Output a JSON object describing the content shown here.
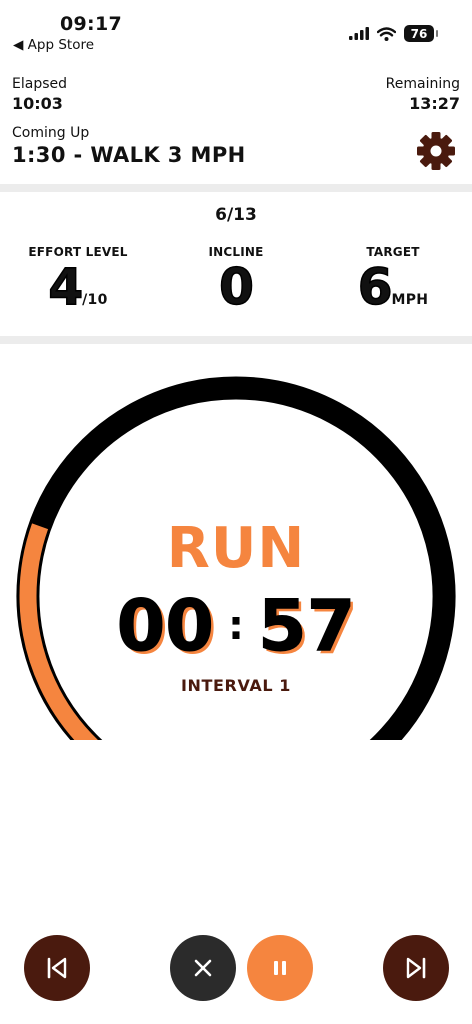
{
  "status_bar": {
    "time": "09:17",
    "back_app": "◀ App Store",
    "battery": "76"
  },
  "header": {
    "elapsed_label": "Elapsed",
    "elapsed_value": "10:03",
    "remaining_label": "Remaining",
    "remaining_value": "13:27",
    "coming_up_label": "Coming Up",
    "coming_up_value": "1:30 - WALK 3 MPH",
    "settings_icon": "gear-icon"
  },
  "stats": {
    "progress": "6/13",
    "effort_label": "EFFORT LEVEL",
    "effort_value": "4",
    "effort_unit": "/10",
    "incline_label": "INCLINE",
    "incline_value": "0",
    "target_label": "TARGET",
    "target_value": "6",
    "target_unit": "MPH"
  },
  "gauge": {
    "fraction_complete": 0.28,
    "phase": "RUN",
    "minutes": "00",
    "separator": ":",
    "seconds": "57",
    "interval_label": "INTERVAL 1"
  },
  "controls": {
    "previous_icon": "skip-previous-icon",
    "stop_icon": "close-icon",
    "pause_icon": "pause-icon",
    "next_icon": "skip-next-icon"
  },
  "colors": {
    "accent": "#f5853f",
    "dark_brown": "#4a1a0e",
    "dark_grey": "#2b2b2b",
    "track": "#000000"
  }
}
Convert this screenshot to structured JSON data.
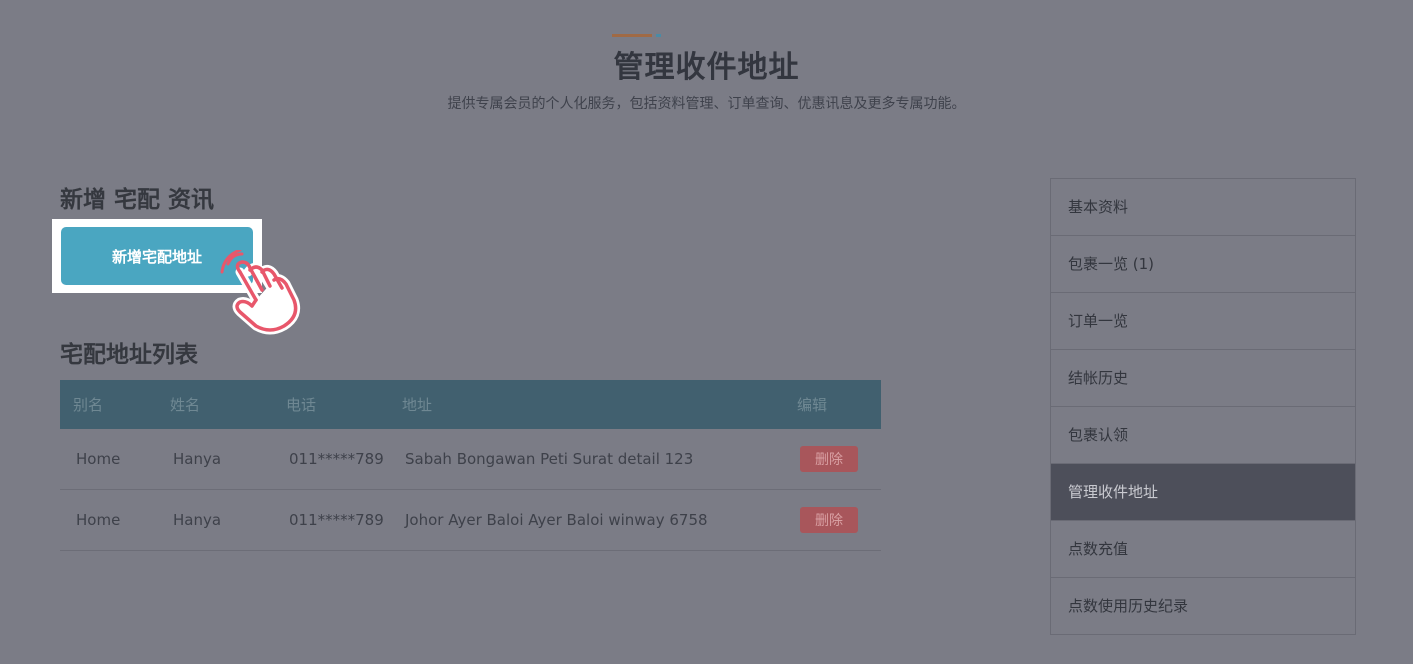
{
  "header": {
    "title": "管理收件地址",
    "subtitle": "提供专属会员的个人化服务，包括资料管理、订单查询、优惠讯息及更多专属功能。"
  },
  "add_section": {
    "title": "新增 宅配 资讯",
    "button_label": "新增宅配地址"
  },
  "list_section": {
    "title": "宅配地址列表",
    "columns": [
      "别名",
      "姓名",
      "电话",
      "地址",
      "编辑"
    ],
    "rows": [
      {
        "alias": "Home",
        "name": "Hanya",
        "phone": "011*****789",
        "address": "Sabah Bongawan Peti Surat detail 123",
        "action": "删除"
      },
      {
        "alias": "Home",
        "name": "Hanya",
        "phone": "011*****789",
        "address": "Johor Ayer Baloi Ayer Baloi winway 6758",
        "action": "删除"
      }
    ]
  },
  "sidebar": {
    "items": [
      {
        "label": "基本资料"
      },
      {
        "label": "包裹一览 (1)"
      },
      {
        "label": "订单一览"
      },
      {
        "label": "结帐历史"
      },
      {
        "label": "包裹认领"
      },
      {
        "label": "管理收件地址"
      },
      {
        "label": "点数充值"
      },
      {
        "label": "点数使用历史纪录"
      }
    ],
    "active_index": 5
  },
  "colors": {
    "overlay_bg": "#7b7c86",
    "button_blue": "#4aa6c1",
    "table_header": "#41606f",
    "delete_red": "#a8565b",
    "active_menu": "#4d4f5a",
    "hand_pink": "#e8576b"
  },
  "icons": {
    "pointer": "hand-pointer-icon"
  }
}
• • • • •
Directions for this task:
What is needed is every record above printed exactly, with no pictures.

Task result:
Output a JSON object describing the content shown here.
{
  "status_bar": {
    "time": "09:17",
    "back_app": "◀ App Store",
    "battery": "76"
  },
  "header": {
    "elapsed_label": "Elapsed",
    "elapsed_value": "10:03",
    "remaining_label": "Remaining",
    "remaining_value": "13:27",
    "coming_up_label": "Coming Up",
    "coming_up_value": "1:30 - WALK 3 MPH",
    "settings_icon": "gear-icon"
  },
  "stats": {
    "progress": "6/13",
    "effort_label": "EFFORT LEVEL",
    "effort_value": "4",
    "effort_unit": "/10",
    "incline_label": "INCLINE",
    "incline_value": "0",
    "target_label": "TARGET",
    "target_value": "6",
    "target_unit": "MPH"
  },
  "gauge": {
    "fraction_complete": 0.28,
    "phase": "RUN",
    "minutes": "00",
    "separator": ":",
    "seconds": "57",
    "interval_label": "INTERVAL 1"
  },
  "controls": {
    "previous_icon": "skip-previous-icon",
    "stop_icon": "close-icon",
    "pause_icon": "pause-icon",
    "next_icon": "skip-next-icon"
  },
  "colors": {
    "accent": "#f5853f",
    "dark_brown": "#4a1a0e",
    "dark_grey": "#2b2b2b",
    "track": "#000000"
  }
}
Convert this screenshot to structured JSON data.
{
  "header": {
    "title": "管理收件地址",
    "subtitle": "提供专属会员的个人化服务，包括资料管理、订单查询、优惠讯息及更多专属功能。"
  },
  "add_section": {
    "title": "新增 宅配 资讯",
    "button_label": "新增宅配地址"
  },
  "list_section": {
    "title": "宅配地址列表",
    "columns": [
      "别名",
      "姓名",
      "电话",
      "地址",
      "编辑"
    ],
    "rows": [
      {
        "alias": "Home",
        "name": "Hanya",
        "phone": "011*****789",
        "address": "Sabah Bongawan Peti Surat detail 123",
        "action": "删除"
      },
      {
        "alias": "Home",
        "name": "Hanya",
        "phone": "011*****789",
        "address": "Johor Ayer Baloi Ayer Baloi winway 6758",
        "action": "删除"
      }
    ]
  },
  "sidebar": {
    "items": [
      {
        "label": "基本资料"
      },
      {
        "label": "包裹一览 (1)"
      },
      {
        "label": "订单一览"
      },
      {
        "label": "结帐历史"
      },
      {
        "label": "包裹认领"
      },
      {
        "label": "管理收件地址"
      },
      {
        "label": "点数充值"
      },
      {
        "label": "点数使用历史纪录"
      }
    ],
    "active_index": 5
  },
  "colors": {
    "overlay_bg": "#7b7c86",
    "button_blue": "#4aa6c1",
    "table_header": "#41606f",
    "delete_red": "#a8565b",
    "active_menu": "#4d4f5a",
    "hand_pink": "#e8576b"
  },
  "icons": {
    "pointer": "hand-pointer-icon"
  }
}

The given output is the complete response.